- Dataset excerpts:
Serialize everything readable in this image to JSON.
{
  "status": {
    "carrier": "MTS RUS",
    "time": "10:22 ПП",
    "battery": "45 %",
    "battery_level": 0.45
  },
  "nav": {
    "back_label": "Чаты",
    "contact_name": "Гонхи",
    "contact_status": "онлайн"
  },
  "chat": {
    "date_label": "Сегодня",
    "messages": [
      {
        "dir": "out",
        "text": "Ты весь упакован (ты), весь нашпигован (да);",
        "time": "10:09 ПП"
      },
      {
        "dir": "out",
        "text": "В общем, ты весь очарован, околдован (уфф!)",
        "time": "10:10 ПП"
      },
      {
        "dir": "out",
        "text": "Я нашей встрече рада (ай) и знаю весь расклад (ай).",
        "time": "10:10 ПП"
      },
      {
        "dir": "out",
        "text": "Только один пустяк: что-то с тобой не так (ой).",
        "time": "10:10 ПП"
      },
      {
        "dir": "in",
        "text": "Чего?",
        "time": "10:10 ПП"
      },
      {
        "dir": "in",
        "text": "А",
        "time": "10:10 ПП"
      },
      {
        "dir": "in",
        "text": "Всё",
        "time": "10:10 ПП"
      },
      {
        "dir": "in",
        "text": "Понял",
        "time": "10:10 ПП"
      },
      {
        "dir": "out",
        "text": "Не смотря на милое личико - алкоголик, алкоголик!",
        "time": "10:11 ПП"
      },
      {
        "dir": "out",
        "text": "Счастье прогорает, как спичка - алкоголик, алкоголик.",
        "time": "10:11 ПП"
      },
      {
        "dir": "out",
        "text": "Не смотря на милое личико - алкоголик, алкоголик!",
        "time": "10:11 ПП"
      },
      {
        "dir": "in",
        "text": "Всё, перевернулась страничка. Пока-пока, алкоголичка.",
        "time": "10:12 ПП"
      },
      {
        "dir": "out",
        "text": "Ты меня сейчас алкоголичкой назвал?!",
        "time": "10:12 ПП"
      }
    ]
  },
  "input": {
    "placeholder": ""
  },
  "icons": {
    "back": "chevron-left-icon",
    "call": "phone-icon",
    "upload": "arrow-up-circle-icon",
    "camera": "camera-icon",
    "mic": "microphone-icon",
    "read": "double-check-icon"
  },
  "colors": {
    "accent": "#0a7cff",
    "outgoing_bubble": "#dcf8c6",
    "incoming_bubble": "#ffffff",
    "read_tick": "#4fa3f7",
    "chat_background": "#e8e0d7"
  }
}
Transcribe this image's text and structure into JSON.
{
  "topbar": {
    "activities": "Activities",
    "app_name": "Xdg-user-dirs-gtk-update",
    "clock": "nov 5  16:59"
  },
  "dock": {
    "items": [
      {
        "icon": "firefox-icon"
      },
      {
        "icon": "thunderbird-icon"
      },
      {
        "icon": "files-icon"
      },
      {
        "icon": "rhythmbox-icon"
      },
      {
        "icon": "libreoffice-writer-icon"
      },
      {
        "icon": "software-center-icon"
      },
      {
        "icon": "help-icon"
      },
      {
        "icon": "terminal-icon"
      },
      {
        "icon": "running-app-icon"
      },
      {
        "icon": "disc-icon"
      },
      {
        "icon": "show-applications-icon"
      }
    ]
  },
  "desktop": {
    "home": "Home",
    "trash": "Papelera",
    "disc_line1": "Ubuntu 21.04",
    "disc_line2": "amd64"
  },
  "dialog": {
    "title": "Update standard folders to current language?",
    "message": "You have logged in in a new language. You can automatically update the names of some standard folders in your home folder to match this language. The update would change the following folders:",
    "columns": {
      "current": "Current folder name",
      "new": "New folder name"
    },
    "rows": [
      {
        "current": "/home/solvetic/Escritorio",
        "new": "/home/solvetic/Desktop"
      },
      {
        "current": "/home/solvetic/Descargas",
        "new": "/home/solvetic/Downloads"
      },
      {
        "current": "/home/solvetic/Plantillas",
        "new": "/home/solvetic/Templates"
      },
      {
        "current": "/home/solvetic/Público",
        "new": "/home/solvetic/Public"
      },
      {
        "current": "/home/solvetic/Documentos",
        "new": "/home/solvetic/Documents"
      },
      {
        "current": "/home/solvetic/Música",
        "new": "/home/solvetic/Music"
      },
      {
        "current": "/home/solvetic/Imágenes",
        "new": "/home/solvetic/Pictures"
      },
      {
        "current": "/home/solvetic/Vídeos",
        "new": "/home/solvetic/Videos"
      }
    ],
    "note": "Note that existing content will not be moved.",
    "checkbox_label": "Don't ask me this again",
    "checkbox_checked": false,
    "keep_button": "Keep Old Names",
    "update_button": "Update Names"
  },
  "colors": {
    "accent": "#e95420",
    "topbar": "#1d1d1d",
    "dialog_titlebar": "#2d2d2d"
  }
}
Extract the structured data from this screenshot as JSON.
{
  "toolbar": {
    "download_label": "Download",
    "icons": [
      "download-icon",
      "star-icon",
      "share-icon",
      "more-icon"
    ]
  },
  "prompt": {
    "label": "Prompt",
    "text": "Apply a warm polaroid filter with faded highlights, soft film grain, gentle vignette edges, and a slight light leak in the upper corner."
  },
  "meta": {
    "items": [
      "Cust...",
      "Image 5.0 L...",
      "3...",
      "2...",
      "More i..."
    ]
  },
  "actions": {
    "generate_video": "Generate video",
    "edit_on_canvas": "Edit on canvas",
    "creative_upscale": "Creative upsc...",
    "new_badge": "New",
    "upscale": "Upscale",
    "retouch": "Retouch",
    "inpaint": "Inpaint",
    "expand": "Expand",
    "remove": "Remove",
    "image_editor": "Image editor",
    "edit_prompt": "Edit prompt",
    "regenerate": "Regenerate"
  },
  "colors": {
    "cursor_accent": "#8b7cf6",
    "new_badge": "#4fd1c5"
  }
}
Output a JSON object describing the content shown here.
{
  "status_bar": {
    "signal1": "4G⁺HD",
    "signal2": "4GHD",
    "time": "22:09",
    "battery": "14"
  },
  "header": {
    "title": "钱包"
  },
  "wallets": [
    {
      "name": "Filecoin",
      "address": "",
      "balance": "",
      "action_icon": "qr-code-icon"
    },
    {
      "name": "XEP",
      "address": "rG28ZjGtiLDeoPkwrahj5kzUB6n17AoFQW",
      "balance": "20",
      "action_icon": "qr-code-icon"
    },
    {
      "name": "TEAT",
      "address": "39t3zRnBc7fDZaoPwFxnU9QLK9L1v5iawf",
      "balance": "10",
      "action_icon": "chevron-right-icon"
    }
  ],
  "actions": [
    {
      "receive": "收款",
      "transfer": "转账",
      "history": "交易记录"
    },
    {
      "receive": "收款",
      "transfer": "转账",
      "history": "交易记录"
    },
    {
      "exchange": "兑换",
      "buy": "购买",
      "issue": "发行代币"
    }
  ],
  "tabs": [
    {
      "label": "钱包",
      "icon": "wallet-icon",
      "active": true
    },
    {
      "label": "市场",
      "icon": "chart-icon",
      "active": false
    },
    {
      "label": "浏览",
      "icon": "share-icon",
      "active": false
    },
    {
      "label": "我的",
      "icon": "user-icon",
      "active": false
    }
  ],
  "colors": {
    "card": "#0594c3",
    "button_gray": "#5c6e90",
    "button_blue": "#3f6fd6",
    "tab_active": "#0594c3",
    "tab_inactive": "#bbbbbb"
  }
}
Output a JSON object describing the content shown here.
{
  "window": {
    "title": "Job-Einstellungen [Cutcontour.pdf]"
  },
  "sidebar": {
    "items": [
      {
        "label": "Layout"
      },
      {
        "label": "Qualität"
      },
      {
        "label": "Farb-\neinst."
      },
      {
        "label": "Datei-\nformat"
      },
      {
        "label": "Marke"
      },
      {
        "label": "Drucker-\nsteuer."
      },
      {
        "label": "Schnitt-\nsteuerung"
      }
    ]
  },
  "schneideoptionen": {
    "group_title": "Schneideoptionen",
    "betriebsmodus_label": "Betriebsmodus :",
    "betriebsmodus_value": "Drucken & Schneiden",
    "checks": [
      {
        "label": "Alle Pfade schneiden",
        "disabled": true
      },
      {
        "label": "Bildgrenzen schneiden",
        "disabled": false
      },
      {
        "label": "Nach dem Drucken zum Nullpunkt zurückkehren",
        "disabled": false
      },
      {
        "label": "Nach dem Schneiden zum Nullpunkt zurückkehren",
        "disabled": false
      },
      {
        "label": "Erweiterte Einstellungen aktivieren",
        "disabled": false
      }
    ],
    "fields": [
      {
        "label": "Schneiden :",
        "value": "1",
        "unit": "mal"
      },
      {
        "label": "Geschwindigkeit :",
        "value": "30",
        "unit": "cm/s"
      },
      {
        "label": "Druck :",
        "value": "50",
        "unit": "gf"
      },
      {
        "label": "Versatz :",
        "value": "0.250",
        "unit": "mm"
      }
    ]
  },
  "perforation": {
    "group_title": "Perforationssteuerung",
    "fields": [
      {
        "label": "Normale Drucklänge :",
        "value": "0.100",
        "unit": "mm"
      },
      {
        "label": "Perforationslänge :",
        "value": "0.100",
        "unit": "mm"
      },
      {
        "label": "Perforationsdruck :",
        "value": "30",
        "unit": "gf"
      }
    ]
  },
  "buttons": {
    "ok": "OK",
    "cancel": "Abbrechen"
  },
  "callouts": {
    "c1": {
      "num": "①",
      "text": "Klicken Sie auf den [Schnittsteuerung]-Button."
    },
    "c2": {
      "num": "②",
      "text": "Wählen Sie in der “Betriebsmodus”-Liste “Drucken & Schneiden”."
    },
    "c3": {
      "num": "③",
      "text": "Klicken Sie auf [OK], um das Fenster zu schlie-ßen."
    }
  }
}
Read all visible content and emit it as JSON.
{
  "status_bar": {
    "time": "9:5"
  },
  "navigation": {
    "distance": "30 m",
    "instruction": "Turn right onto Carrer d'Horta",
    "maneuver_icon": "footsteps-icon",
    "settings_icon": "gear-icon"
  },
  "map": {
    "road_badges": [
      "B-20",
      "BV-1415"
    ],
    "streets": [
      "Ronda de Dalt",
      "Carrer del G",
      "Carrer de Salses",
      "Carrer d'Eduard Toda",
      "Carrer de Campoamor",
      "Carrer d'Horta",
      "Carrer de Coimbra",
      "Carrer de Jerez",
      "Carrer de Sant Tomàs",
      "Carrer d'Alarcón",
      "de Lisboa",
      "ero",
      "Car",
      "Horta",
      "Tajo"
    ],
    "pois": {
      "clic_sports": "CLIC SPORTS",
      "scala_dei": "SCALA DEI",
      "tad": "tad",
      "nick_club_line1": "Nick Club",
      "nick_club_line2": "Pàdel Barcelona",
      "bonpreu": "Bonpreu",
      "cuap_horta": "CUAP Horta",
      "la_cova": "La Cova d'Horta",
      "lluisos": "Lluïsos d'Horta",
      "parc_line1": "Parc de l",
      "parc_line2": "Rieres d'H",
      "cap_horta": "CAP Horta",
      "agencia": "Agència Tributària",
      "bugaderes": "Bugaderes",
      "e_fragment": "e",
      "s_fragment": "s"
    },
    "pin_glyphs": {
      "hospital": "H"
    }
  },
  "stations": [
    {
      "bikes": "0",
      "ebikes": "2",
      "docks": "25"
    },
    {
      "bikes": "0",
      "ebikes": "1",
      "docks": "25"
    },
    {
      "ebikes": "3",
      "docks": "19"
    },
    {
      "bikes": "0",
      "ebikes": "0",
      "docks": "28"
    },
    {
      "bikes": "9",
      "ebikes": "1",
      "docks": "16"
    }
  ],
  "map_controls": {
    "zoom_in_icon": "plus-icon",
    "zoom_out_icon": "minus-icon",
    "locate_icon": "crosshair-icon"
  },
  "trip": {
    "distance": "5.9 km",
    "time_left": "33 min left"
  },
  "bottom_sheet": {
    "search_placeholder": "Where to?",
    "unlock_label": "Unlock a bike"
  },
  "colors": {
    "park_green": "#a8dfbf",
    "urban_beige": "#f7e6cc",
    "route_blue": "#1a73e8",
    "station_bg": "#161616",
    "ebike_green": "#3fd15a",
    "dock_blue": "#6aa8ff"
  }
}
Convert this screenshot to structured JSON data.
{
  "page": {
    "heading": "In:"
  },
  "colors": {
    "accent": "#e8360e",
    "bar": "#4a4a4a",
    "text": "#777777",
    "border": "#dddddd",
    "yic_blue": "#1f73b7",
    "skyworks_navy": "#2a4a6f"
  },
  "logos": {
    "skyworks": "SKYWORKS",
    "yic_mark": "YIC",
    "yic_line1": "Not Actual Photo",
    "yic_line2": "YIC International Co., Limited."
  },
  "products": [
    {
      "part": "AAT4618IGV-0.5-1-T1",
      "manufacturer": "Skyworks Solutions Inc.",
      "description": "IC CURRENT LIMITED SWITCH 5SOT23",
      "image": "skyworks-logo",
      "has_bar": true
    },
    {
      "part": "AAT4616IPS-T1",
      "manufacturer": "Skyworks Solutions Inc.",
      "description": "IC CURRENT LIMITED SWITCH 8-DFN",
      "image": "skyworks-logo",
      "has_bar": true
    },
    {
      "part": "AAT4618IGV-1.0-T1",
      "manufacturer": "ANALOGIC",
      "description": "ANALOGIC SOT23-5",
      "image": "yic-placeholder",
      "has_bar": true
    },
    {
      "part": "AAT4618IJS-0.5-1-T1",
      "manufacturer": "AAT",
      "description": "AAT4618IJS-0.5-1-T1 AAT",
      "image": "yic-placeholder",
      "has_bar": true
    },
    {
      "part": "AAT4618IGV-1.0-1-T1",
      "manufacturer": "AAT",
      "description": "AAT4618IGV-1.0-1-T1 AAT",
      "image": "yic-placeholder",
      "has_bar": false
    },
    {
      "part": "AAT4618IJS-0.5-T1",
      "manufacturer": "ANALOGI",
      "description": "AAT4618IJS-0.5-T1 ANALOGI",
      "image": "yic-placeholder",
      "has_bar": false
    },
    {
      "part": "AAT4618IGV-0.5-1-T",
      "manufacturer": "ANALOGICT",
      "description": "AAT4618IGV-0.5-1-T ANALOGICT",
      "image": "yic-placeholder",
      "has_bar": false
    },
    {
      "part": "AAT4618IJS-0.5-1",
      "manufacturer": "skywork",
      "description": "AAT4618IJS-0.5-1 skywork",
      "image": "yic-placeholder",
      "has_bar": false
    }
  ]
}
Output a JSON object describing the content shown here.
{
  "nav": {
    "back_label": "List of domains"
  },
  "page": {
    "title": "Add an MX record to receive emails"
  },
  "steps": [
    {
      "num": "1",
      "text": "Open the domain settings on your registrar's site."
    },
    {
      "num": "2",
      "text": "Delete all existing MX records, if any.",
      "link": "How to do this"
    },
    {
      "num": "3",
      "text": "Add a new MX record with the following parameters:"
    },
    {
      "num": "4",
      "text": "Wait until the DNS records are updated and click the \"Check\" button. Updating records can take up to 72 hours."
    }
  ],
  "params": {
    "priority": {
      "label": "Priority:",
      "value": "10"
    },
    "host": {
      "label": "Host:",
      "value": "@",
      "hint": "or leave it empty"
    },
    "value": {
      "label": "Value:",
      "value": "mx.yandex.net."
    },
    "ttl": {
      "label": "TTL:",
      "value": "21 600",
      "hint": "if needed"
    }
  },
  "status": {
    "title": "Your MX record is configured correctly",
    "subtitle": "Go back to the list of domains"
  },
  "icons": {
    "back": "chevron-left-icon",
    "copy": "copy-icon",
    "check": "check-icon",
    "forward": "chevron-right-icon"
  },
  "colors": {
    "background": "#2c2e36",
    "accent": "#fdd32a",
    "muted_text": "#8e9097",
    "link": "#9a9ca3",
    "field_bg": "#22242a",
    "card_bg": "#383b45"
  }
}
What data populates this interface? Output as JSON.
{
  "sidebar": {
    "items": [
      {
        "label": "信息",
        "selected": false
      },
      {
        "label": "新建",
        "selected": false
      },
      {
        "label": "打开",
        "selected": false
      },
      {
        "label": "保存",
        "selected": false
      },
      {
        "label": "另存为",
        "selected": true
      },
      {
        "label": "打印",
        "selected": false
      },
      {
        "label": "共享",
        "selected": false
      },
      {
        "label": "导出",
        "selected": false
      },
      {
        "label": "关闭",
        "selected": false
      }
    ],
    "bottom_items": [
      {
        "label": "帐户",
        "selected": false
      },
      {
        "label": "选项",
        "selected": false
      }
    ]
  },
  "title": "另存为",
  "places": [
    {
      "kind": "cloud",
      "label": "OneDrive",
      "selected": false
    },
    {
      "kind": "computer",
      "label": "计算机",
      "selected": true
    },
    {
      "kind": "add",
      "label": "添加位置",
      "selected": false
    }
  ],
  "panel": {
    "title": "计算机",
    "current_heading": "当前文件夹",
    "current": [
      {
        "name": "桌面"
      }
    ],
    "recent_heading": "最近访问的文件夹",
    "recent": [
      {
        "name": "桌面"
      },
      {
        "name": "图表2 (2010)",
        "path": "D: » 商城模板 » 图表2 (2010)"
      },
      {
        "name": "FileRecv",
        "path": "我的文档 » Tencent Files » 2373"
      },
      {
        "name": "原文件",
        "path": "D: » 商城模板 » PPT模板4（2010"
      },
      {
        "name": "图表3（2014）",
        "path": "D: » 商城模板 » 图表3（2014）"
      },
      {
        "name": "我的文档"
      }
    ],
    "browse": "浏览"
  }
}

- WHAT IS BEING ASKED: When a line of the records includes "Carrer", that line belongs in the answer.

- SOLUTION FOR THIS EXERCISE:
    "instruction": "Turn right onto Carrer d'Horta",
      "Carrer del G",
      "Carrer de Salses",
      "Carrer d'Eduard Toda",
      "Carrer de Campoamor",
      "Carrer d'Horta",
      "Carrer de Coimbra",
      "Carrer de Jerez",
      "Carrer de Sant Tomàs",
      "Carrer d'Alarcón",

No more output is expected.